Financial engineering is a multidisciplinary field involving financial theory, the methods of engineering, the tools of mathematics and the practice of programming.It has also been defined as the application of technical methods, especially from mathematical finance and computational finance, in the practice of finance.
Financial engineering draws on tools from applied mathematics, computer science, statistics andeconomic theory. In broadest definition, anyone who uses technical tools in finance could be called a financial engineer, for example any computer programmer in a bank or any statistician in a government economic bureau. However, most practitioners restrict the term to someone educated in the full range of tools of modern finance and whose work is informed by financial theory. It is sometimes restricted even further, to cover only those originating new financial products and strategies.
The main applications of financial engineering are to:
- corporate finance
- derivatives pricing
- financial regulation
- portfolio management
- risk management
- structured products
The best known critic of financial engineering is Nassim Taleb, a professor of financial engineering atPolytechnic Institute of New York University who argues that it replaces common sense and leads to disaster.

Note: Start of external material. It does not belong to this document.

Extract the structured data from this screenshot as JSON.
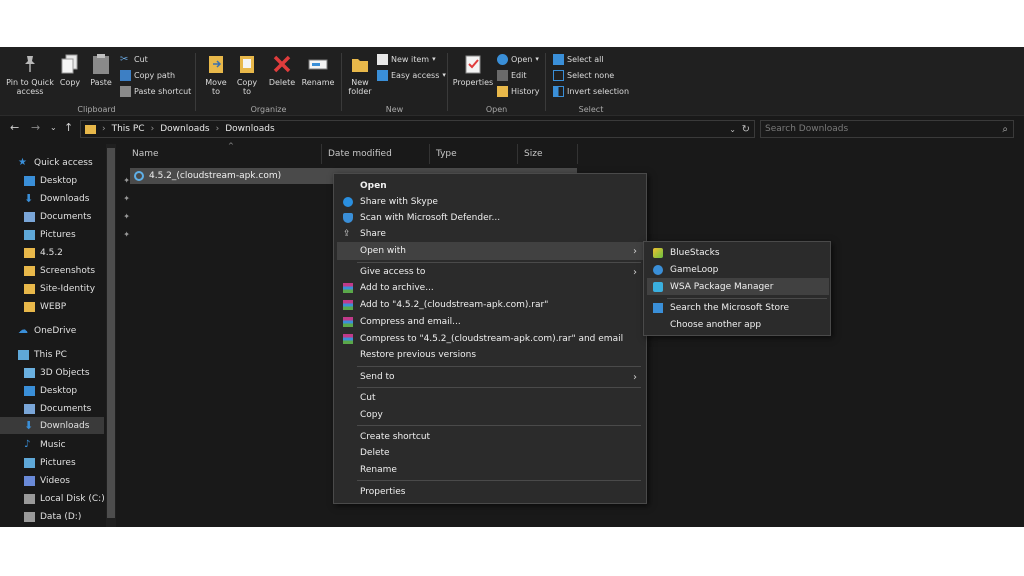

Many other authors have identified specific problems in financial engineering that caused catastrophes: Aaron Brown named confusion between quants and regulators over the meaning of “capital”, Felix Salmon fingered the Gaussian copula, Ian Stewart criticized the Black–Scholes formula, Pablo Trianadislikes Value-at-Risk and Scott Patterson accused quantitative traders and later high-frequency traders.
A gentler criticism came from Emanuel Dermanwho heads a financial engineering degree program at Columbia University. He blames over-reliance on models for financial problems.